I was asked recently what my backup strategy was.
I’m not the biggest fan of Time Machine. That’s a really loaded question. I use it on my MacBook Pro, but I exclude a LOT of apps and locations.
A lot of my “working” data is on a paid DropBox account, primarily for easy of use, sync, portability, and version control. I use a lot of cloud services from Picasa to S3 to FTP at Dreamhost to eventually Google Drive. I live in Evernote, Dropbox and Gmail. I use Backupify and Spanning Backup to automatically back up the data stored at Google. I use If This Then That “aka IFTTT” to send almost all social media (Tumblr, blog posts, whatever) to Blogger as an archive. I chose Blogger because they make it the easiest to get it back out.

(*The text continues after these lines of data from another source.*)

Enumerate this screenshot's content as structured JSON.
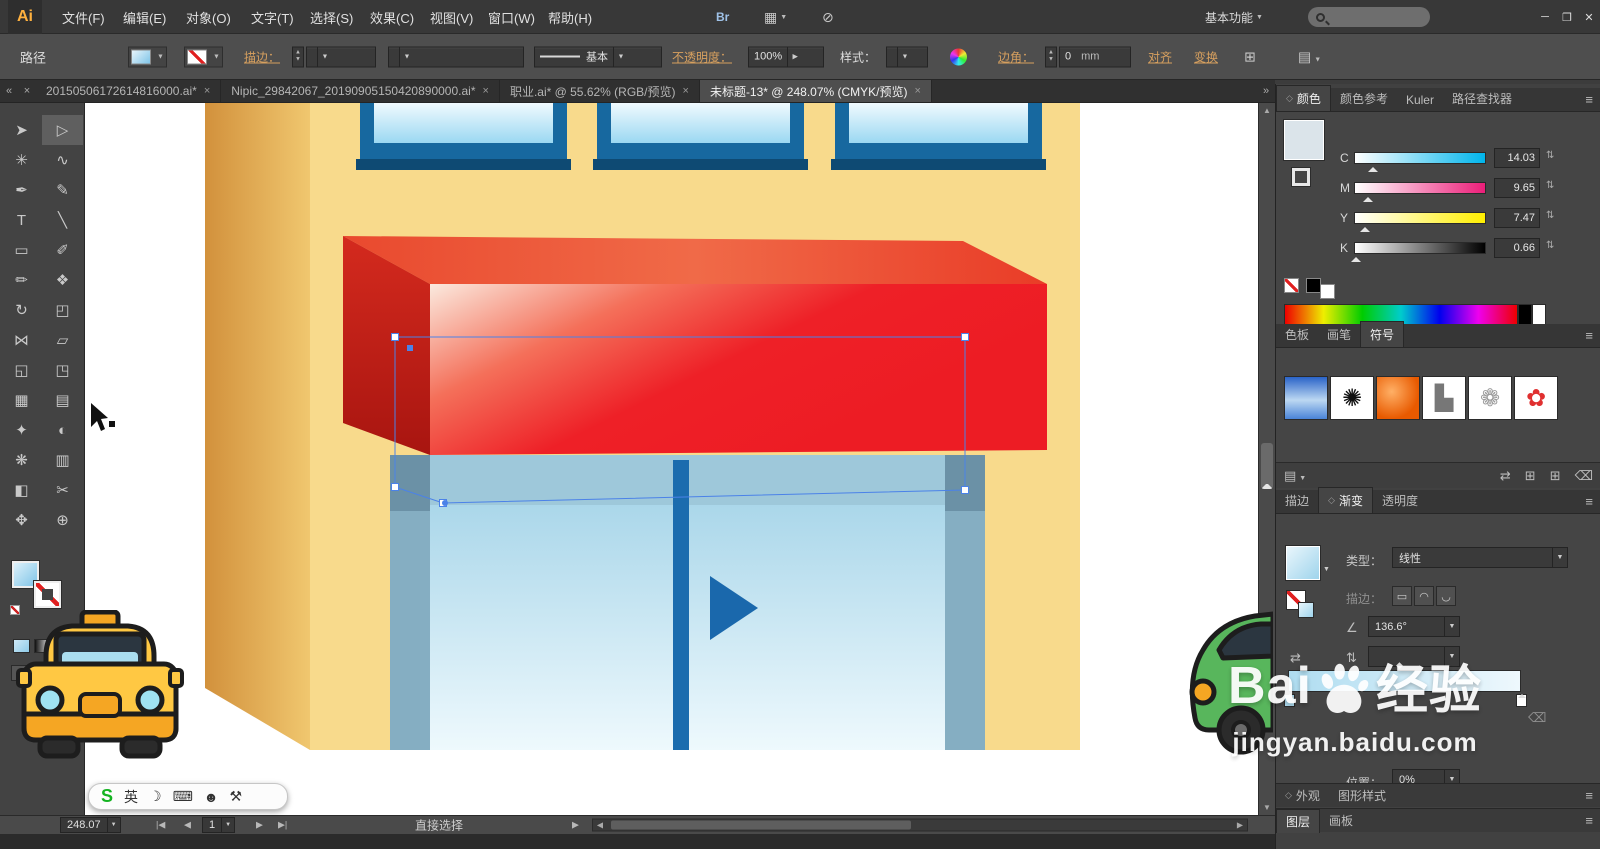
{
  "menubar": {
    "logo": "Ai",
    "items": [
      "文件(F)",
      "编辑(E)",
      "对象(O)",
      "文字(T)",
      "选择(S)",
      "效果(C)",
      "视图(V)",
      "窗口(W)",
      "帮助(H)"
    ],
    "bridge_label": "Br",
    "workspace_label": "基本功能"
  },
  "icons": {
    "dropdown": "▼",
    "close": "×",
    "menu": "≡",
    "collapse_left": "«",
    "overflow_right": "»",
    "minimize": "─",
    "restore": "❐",
    "window_close": "✕",
    "spin_up": "▲",
    "spin_down": "▼",
    "swap": "⇄",
    "angle": "∠",
    "aspect": "⇅",
    "diamond": "◆",
    "trash": "⌫",
    "library": "▤",
    "grid": "⊞",
    "gpu": "⊘",
    "arrange": "▦",
    "prev": "◀",
    "next": "▶",
    "first": "|◀",
    "last": "▶|",
    "panel_diamond": "◇"
  },
  "control_bar": {
    "selection_label": "路径",
    "stroke_link": "描边：",
    "stroke_style_value": "基本",
    "opacity_link": "不透明度：",
    "opacity_value": "100%",
    "style_label": "样式：",
    "corner_link": "边角：",
    "corner_value": "0",
    "corner_unit": "mm",
    "align_link": "对齐",
    "transform_link": "变换"
  },
  "document_tabs": [
    {
      "label": "20150506172614816000.ai*"
    },
    {
      "label": "Nipic_29842067_20190905150420890000.ai*"
    },
    {
      "label": "职业.ai* @ 55.62% (RGB/预览)"
    },
    {
      "label": "未标题-13* @ 248.07% (CMYK/预览)"
    }
  ],
  "tools": [
    {
      "name": "selection",
      "glyph": "➤"
    },
    {
      "name": "direct-selection",
      "glyph": "▷"
    },
    {
      "name": "magic-wand",
      "glyph": "✳"
    },
    {
      "name": "lasso",
      "glyph": "∿"
    },
    {
      "name": "pen",
      "glyph": "✒"
    },
    {
      "name": "curvature",
      "glyph": "✎"
    },
    {
      "name": "type",
      "glyph": "T"
    },
    {
      "name": "line-segment",
      "glyph": "╲"
    },
    {
      "name": "rectangle",
      "glyph": "▭"
    },
    {
      "name": "paintbrush",
      "glyph": "✐"
    },
    {
      "name": "pencil",
      "glyph": "✏"
    },
    {
      "name": "shaper",
      "glyph": "❖"
    },
    {
      "name": "rotate",
      "glyph": "↻"
    },
    {
      "name": "scale",
      "glyph": "◰"
    },
    {
      "name": "width",
      "glyph": "⋈"
    },
    {
      "name": "free-transform",
      "glyph": "▱"
    },
    {
      "name": "shape-builder",
      "glyph": "◱"
    },
    {
      "name": "perspective-grid",
      "glyph": "◳"
    },
    {
      "name": "mesh",
      "glyph": "▦"
    },
    {
      "name": "gradient",
      "glyph": "▤"
    },
    {
      "name": "eyedropper",
      "glyph": "✦"
    },
    {
      "name": "blend",
      "glyph": "◐"
    },
    {
      "name": "symbol-sprayer",
      "glyph": "❋"
    },
    {
      "name": "column-graph",
      "glyph": "▥"
    },
    {
      "name": "artboard",
      "glyph": "◧"
    },
    {
      "name": "slice",
      "glyph": "✂"
    },
    {
      "name": "hand",
      "glyph": "✥"
    },
    {
      "name": "zoom",
      "glyph": "⊕"
    }
  ],
  "color_panel": {
    "tabs": [
      "颜色",
      "颜色参考",
      "Kuler",
      "路径查找器"
    ],
    "channels": [
      {
        "label": "C",
        "value": "14.03"
      },
      {
        "label": "M",
        "value": "9.65"
      },
      {
        "label": "Y",
        "value": "7.47"
      },
      {
        "label": "K",
        "value": "0.66"
      }
    ]
  },
  "swatches_panel": {
    "tabs": [
      "色板",
      "画笔",
      "符号"
    ],
    "symbols": [
      {
        "name": "blue-gradient-swatch",
        "glyph": ""
      },
      {
        "name": "ink-splat-symbol",
        "glyph": "✺"
      },
      {
        "name": "orange-sphere-symbol",
        "glyph": ""
      },
      {
        "name": "chart-symbol",
        "glyph": "▙"
      },
      {
        "name": "wreath-symbol",
        "glyph": "❁"
      },
      {
        "name": "red-flower-symbol",
        "glyph": "✿"
      }
    ]
  },
  "gradient_panel": {
    "tabs": [
      "描边",
      "渐变",
      "透明度"
    ],
    "type_label": "类型：",
    "type_value": "线性",
    "stroke_label": "描边：",
    "stroke_buttons": [
      "▭",
      "◠",
      "◡"
    ],
    "angle_value": "136.6°",
    "position_label": "位置：",
    "position_value": "0%"
  },
  "collapsed_panels": {
    "appearance_tabs": [
      "外观",
      "图形样式"
    ],
    "layers_tabs": [
      "图层",
      "画板"
    ]
  },
  "status_bar": {
    "zoom_value": "248.07",
    "page_value": "1",
    "tool_status": "直接选择"
  },
  "ime_bar": {
    "logo": "S",
    "mode": "英",
    "icons": [
      "☽",
      "⌨",
      "☻",
      "⚒"
    ]
  },
  "watermark": {
    "brand_prefix": "Bai",
    "brand_suffix": "经验",
    "url": "jingyan.baidu.com"
  },
  "colors": {
    "awning_red": "#ed1c24",
    "facade_yellow": "#f8da8c",
    "side_wall_orange": "#e0a44e",
    "window_frame_blue": "#17689f",
    "door_glass_blue": "#bfe4f5",
    "door_divider_blue": "#1b6cae",
    "selection_blue": "#4b82e8",
    "taxi_yellow": "#ffc843",
    "car_green": "#58b65c"
  }
}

90+% of my data is on 2 Drobos maxed out with 4 SATA drives each (I didn’t start with 4 or the larger sizes I have now). I swap out the drives for larger ones when I start to run out of space. If a drive fails (and they inevitably do), no data is lost. I think it’s somewhere around 8 TB now (lots of photos, video, and music).
I use WinClone to backup my BootCamp partition.I also use ChronoSync to keep/backup particular directories, like documents, photos, and music in sync. It stores them in their native format, so they’re easily accessible. For example, I sync my photos from my MBP to my desktop where they’re on a Drobo and easier to backup to CrashPlan Central. Same type of thing backing up other data from my MBP to some location on my iMac.
I also have a NewTech Voyager that allows me to use cheaper (and more reliable internal drives) to backup large amonts of data that will be offline.
The coup the gras, though, is CrashPlan. They win a bunch of awards, and I prefer them to Mozy, Carbonite, and Backblaze. I have a bunch of different backup sets with priorities, retention schedules and stuff. Some of it is backed up “locally” to a Drobo (both MBP and iMac). The rest is backed up online to CrashPlan+.
I don’t know how many computers you have or how much data, but they have a 1 computer, unlimited plan as low as $3 a month and an 2-10 computer plan as low as $6 a month. Once you set all your backup sets and it does its initial upload (which can take awhile), you can forget about it. If it encounters errors, it can email, SMS, or send you a Twitter DM.
Backing up locally or to a friend’s computer is free.
It took awhile to get it all setup and in sync, but now it’s almost completely automated. The bare metal and swapping drives in the Voyager aren’t automated, but I can live with that.
Basically, if it’s not in 3 locations, with one of them being offsite, it’s not really backed up.